* **EXERCISE PROMPT**
Within the records, how many lines hold the word "button"? State that number alone.

DATA IN THIS EXERCISE: Begin

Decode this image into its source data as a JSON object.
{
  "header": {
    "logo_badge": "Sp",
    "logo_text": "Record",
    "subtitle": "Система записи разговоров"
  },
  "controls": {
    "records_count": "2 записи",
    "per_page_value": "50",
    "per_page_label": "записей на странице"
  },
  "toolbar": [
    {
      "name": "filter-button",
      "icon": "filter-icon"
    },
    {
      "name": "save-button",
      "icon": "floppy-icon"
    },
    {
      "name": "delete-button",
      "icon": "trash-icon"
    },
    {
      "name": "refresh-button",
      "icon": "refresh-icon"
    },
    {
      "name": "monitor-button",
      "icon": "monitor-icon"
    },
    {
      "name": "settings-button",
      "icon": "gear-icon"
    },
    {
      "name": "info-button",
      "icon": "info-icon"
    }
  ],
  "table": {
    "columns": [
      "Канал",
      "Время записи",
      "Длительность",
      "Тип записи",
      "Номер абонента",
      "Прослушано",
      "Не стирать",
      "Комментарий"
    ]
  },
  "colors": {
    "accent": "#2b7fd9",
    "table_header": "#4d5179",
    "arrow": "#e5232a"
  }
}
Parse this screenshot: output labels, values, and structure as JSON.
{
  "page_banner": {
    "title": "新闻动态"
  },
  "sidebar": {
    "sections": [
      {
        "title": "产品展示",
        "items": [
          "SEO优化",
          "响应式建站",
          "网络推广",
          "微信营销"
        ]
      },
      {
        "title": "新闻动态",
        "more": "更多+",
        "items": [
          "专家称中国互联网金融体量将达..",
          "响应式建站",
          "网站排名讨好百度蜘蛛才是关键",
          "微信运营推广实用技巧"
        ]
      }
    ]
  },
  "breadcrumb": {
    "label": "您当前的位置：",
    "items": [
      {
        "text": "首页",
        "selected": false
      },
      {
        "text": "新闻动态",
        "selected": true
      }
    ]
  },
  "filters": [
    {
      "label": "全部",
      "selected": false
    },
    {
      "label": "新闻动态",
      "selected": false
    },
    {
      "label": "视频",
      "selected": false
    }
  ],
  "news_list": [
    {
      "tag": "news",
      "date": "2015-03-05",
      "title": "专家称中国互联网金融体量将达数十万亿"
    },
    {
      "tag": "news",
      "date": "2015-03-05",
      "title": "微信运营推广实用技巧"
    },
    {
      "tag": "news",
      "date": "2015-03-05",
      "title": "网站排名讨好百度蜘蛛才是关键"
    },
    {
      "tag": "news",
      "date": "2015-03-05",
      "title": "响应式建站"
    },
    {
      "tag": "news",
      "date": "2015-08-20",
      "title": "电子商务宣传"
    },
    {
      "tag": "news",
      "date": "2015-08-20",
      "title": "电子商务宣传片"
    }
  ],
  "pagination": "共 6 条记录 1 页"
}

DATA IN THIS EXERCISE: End

* **ANSWER AREA**
7